There was the following passage in the New Yorker's (August 27) article titled, “A scandal at the C.I.A. May be.” : In January I (David Shafer, novelist) filed a Freedom of Information Act request ...
0
votes
3answers
433 views

Word for sharing an old experience with someone new

Jamais vu is when an experience that is old to you suddenly seems new. But I'm looking for something even more specific. Is there a word for that feeling you get when an old experience is refreshed ...
0
votes
1answer
1k views

Survey vs Surveil

Is survey just an Anglicisation of the loan-word surveil, or have the meanings split? http://dictionary.reference.com/browse/survey and http://dictionary.reference.com/browse/surveil suggests that ...
6
votes
2answers
4k views

What led to the increased usage of “schtupping”?

I was listening to a television show the other day and one of the characters used "schtupping": schtupping — to have sexual intercourse with Dictionary.com notes that the term's origin is ...
1
vote
1answer
423 views

Where does the term “hardware” in computer science comes from?

The term Software was coined in 195x. And it was opposed the term Hardware, physical part of a computer system, which is tangible. But where does the term Hardware comes from (from which of the ...
21
votes
5answers
743 views

Is “kip” Chinese in origin?

While looking up the history of kip, I realized that the information about its origins is rather scant. The noun and verb to kip in BrEng is often said when a person wishes to take a short sleep or a ...
2
votes
2answers
4k views

What is the history of “nil” in British football /soccer?

In British football if neither team scores a goal, the score is said to be: nil-nil or nil-nil draw. Curiously, the winning team's results are always spoken first. So if Arsenal are playing home the ...
8
votes
3answers
2k views

Why is “poignant” pronounced /ˈpɔɪɲənt/?

I felt a little bit strange when I heard poignant pronounced as /ˈpɔɪɲənt/. It is also pronounced as /ˈpɔɪgnənt/, but the former seems to be more popular.
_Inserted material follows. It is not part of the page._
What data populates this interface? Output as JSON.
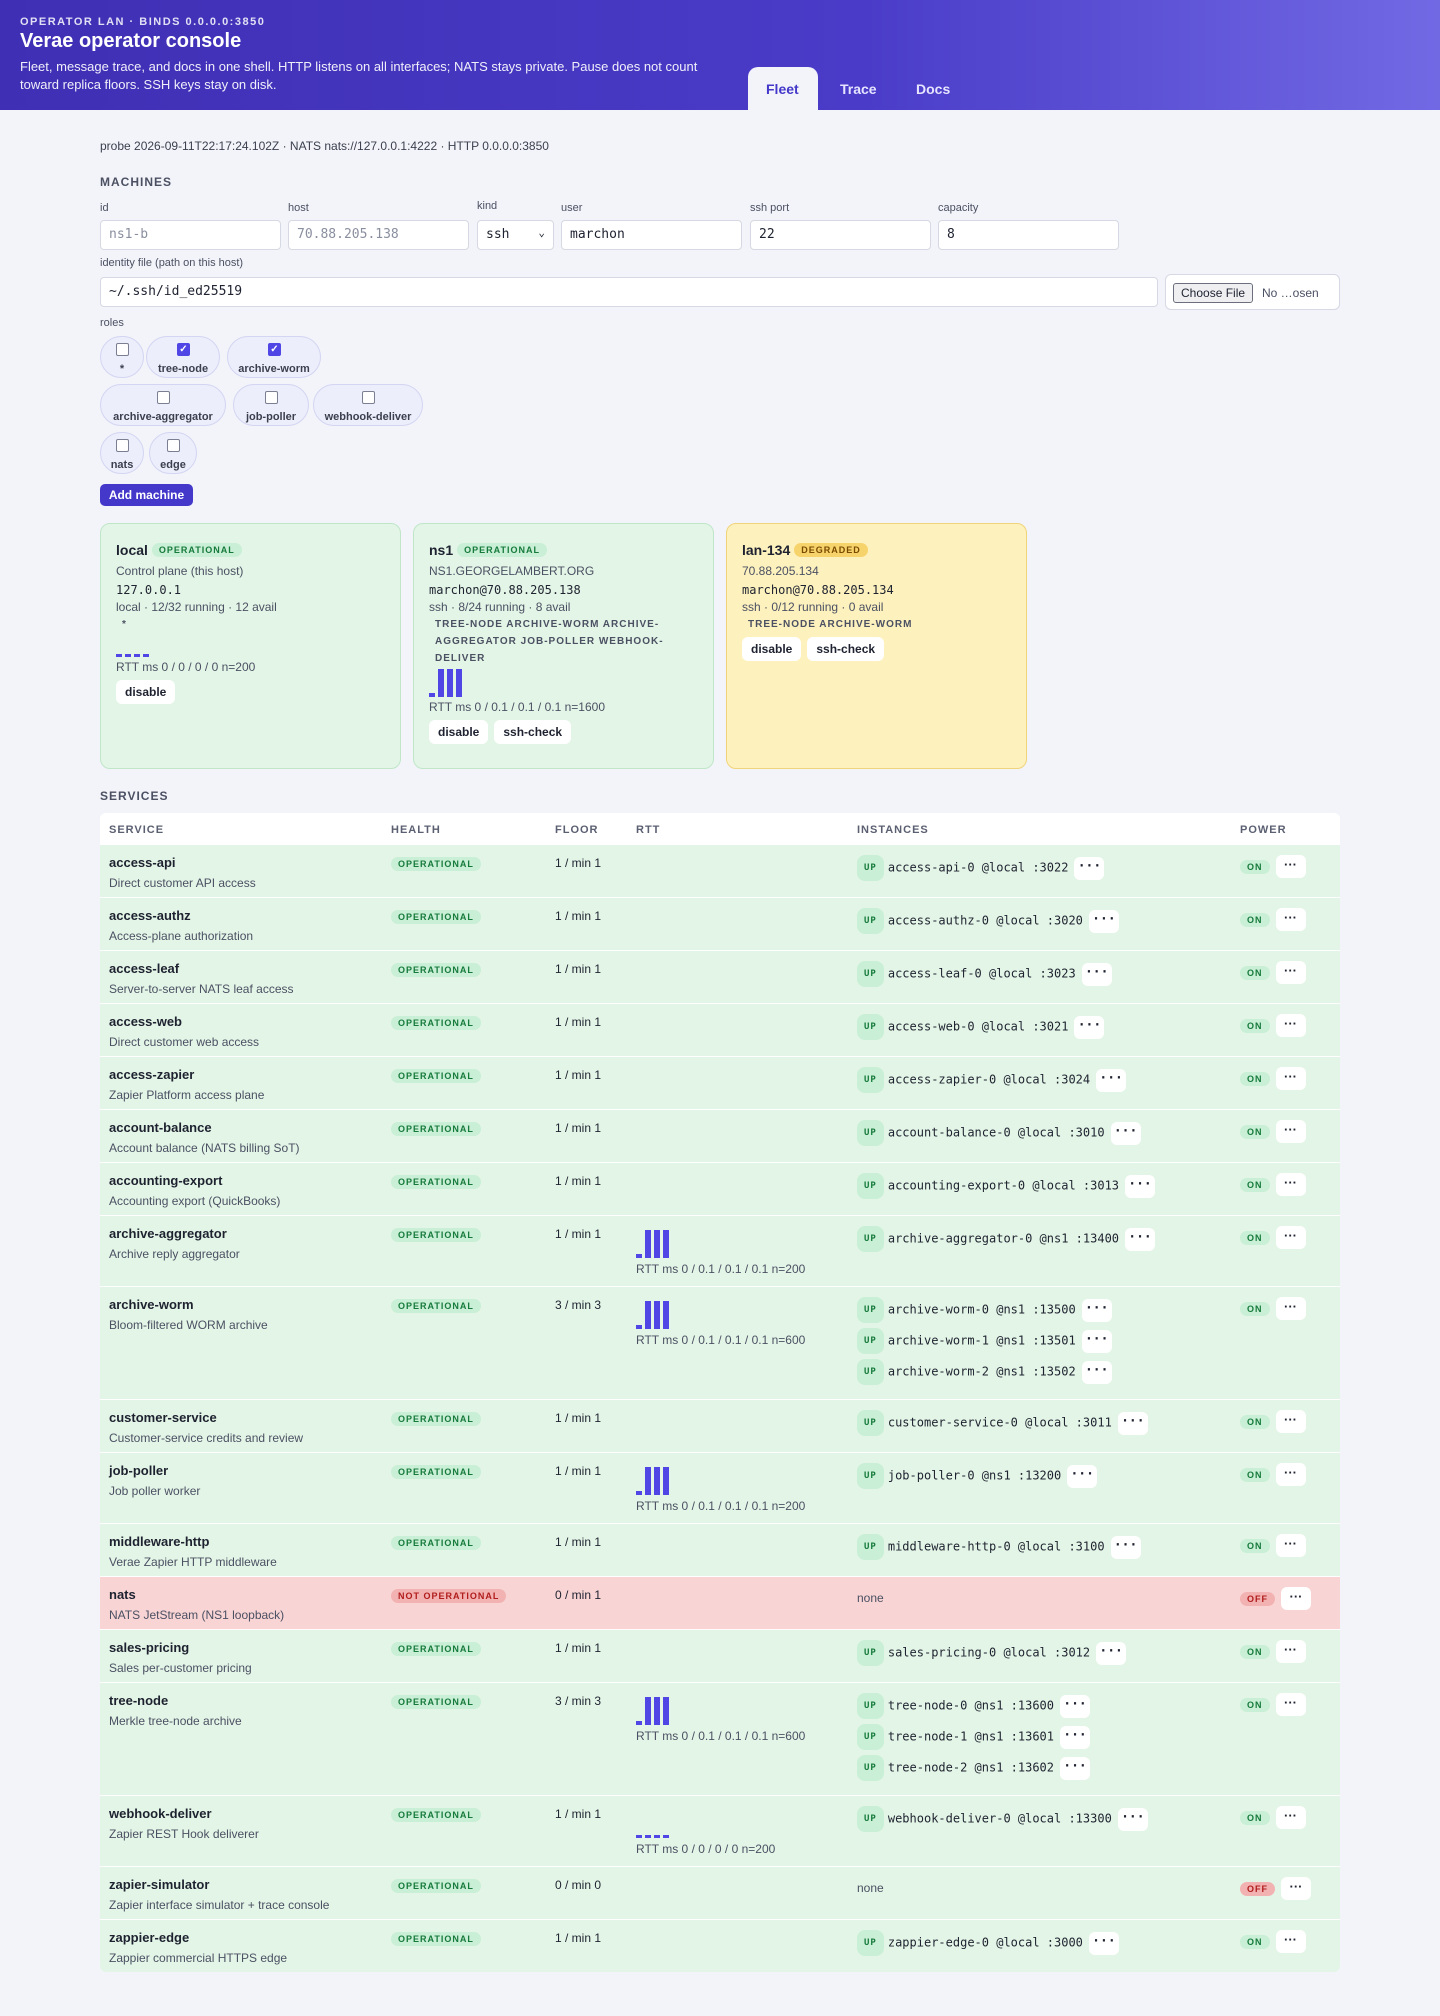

A word stagnant has similar spelling, but ...
4
votes
3answers
946 views

Why are foreign words used in modern vernacular?

Why are seemingly foreign words such as hors d’œuvres, maître d’, garçon, and Gesundheit used in American vernacular?
4
votes
4answers
782 views

A French Phrase Similar to “Expertise”

I am looking for a phrase that is used occasionally in English as a near synonym of "expertise". For some reason, "coup d'mentarie" keeps going through my mind, but I don't believe this actually means ...
2
votes
1answer
108 views

A term for redundancy in loan words?

Unfortunately, I can only think of one example at the moment, but, sometimes a loan or borrowed phrase is redundant because it includes in it both the lending and borrowing languages' words for the ...
10
votes
5answers
11k views

Why is quixotic pronounced as it is?

Since "quixotic" was coined with Don Quixote as its basis, why is it pronounced "kwicks-OTT-ick" when it should by rights/origin be pronounced "Key-HO-tick"? It even sounds more onomatopoeiatic the ...